I’m doing the exact same on Trokendi. I’m going to be paying attention to your experience because amitriptyline is next on my list. I was hoping that would be gentler than the drug behind a truck experience I’ve been having for the last week. (I didn’t bother to correct my neurologist when she said she’d give me amitriptyline if I fail on Trokendi. Ahem, I think it’s the other way around. The drugs fail us.)



haha, oh the things they say can be so helpful! :slight_smile:

It’s the total disregard for devastating side effects that gets me. ‘Yeah, yeah, you’ll function like a cheap extra on the Living Dead for a month or three and probably lose your day job. Just keep that up until the med mimics a stroke and then go back to the level where you could still shuffle and drool. Make sure your ‘out of work, anything helps’ cardboard signs notes you need the brand name because the generic has too many side effects’.

@Miguel, this may help you. It’s from the book “Heal Your Headache” by David Buchholz:

Taking any preventive medication means you may have to deal with nuisance side effects. As a rule, the higher the dosage, the greater the likelihood of side effects. But there are exceptions; sometimes you gain better headache control with only minimally (if at all) increased side effects by going up with the dosage. You can fine-tune the dosage, balancing benefit against side effects.

Many side effects will diminish if you give yourself a chance to adjust. This may be contrary to your intuition. You might think: If my mouth is so dry (or I’m so sedated, or whatever) this soon after starting the medication, I bet it’ll get even worse if I keep taking it!

Actually, it’s the other way around. Side effects tend to subside over time. Impatience with initial side effects can undermine trials of preventive medications that would have worked well in the long run-- if there had been a long run. Each time the dosage is increased, the same adjustment may need to take place; and each time you should be patient. In the event that an initial nuisance side effect is unbearable, the dosage can be reduced temporarily and then increased after a while, but more gently.

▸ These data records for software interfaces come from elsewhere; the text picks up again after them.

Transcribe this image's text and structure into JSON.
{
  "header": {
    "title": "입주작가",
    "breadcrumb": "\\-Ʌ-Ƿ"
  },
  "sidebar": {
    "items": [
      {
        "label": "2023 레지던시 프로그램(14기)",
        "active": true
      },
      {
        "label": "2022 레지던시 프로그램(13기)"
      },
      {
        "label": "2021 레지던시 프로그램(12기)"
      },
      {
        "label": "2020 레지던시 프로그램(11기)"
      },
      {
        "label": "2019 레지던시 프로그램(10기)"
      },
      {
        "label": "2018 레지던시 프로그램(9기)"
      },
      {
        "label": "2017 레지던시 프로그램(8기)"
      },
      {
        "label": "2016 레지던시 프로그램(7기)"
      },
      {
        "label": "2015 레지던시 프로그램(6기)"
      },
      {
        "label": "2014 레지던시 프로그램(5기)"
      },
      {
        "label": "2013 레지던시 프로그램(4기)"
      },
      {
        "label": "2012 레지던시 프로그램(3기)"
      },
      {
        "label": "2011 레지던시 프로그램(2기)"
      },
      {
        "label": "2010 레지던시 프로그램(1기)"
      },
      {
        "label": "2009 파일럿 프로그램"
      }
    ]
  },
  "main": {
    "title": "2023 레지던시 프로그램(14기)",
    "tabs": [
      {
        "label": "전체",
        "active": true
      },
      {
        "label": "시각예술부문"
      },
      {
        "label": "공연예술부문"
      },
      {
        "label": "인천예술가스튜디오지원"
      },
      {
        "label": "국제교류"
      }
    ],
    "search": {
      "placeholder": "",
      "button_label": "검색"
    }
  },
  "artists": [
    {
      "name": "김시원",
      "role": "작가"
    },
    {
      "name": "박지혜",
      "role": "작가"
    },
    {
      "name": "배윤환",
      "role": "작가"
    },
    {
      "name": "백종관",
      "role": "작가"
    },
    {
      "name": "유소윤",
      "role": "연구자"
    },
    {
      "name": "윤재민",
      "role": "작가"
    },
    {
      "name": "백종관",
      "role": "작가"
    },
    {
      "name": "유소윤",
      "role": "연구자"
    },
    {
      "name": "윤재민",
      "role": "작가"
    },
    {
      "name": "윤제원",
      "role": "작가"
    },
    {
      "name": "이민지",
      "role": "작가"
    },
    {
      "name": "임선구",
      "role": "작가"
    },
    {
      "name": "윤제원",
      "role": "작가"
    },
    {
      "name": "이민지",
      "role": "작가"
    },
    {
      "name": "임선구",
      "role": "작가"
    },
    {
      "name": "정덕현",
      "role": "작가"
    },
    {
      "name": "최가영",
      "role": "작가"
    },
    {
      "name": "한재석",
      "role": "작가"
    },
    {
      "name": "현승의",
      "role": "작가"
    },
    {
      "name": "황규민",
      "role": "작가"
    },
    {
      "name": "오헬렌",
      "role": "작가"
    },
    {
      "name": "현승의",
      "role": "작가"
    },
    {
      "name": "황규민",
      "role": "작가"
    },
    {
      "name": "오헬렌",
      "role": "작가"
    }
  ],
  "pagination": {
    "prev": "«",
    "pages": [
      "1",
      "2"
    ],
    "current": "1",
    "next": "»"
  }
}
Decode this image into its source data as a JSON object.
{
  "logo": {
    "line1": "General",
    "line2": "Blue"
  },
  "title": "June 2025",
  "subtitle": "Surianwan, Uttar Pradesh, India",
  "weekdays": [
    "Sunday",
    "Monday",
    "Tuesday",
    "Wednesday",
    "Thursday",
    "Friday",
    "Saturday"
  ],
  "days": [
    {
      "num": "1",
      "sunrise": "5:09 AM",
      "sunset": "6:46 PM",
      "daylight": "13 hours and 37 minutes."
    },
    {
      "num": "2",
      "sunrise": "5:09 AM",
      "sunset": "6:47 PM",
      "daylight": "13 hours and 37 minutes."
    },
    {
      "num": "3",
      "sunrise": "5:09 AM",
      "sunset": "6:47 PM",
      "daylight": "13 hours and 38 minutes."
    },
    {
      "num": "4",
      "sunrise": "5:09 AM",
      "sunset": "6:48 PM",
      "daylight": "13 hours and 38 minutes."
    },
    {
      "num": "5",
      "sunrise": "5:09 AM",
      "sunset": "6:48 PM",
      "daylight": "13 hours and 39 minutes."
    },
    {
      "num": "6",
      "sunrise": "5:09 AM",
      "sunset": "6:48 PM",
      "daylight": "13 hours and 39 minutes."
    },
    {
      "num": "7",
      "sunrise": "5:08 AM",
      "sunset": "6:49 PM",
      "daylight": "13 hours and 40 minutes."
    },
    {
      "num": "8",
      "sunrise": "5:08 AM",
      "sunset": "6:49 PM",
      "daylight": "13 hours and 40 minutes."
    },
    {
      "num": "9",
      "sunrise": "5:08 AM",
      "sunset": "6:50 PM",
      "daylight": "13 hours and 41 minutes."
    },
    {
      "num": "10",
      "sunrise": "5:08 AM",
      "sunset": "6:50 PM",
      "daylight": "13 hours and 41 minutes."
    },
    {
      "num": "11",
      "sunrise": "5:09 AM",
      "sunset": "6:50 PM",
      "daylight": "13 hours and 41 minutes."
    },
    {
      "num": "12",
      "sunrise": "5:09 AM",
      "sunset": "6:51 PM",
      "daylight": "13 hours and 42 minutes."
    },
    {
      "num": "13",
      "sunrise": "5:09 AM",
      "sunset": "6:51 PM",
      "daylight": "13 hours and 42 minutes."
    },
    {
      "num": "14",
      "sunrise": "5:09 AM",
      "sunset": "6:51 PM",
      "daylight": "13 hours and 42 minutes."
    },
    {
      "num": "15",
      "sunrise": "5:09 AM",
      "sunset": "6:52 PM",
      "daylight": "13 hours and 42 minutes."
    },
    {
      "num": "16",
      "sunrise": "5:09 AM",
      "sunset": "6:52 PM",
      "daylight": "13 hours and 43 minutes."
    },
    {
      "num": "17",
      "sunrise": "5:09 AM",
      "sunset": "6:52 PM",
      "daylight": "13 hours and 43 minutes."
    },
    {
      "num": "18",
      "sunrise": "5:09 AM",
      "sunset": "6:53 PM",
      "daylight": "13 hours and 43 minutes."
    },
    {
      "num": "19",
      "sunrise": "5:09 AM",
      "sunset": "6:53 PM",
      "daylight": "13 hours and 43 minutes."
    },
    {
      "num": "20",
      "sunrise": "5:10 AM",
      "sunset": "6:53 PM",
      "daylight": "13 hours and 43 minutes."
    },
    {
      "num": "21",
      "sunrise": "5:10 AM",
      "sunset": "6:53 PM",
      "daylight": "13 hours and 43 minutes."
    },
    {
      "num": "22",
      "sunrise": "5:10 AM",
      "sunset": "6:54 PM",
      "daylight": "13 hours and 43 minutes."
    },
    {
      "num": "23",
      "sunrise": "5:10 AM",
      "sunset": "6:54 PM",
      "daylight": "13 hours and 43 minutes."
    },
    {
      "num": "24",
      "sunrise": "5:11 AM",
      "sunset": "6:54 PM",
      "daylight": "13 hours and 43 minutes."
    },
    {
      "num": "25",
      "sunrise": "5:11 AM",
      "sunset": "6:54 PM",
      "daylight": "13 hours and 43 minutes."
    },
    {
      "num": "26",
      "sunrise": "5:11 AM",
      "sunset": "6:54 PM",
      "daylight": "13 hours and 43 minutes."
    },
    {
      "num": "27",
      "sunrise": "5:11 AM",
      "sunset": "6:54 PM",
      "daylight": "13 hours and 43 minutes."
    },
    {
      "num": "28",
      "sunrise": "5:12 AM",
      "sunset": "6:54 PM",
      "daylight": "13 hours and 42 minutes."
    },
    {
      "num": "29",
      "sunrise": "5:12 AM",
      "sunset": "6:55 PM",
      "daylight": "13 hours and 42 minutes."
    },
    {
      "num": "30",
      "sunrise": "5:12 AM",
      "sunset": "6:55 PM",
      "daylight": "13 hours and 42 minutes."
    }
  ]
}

Or Anna can make helpful, non-sarcastic comments. :smiling_face:

Though the use of the word ‘nuisance’ for something that is life altering, even temporarily (weeks or months) kinda proves my point.

1 Like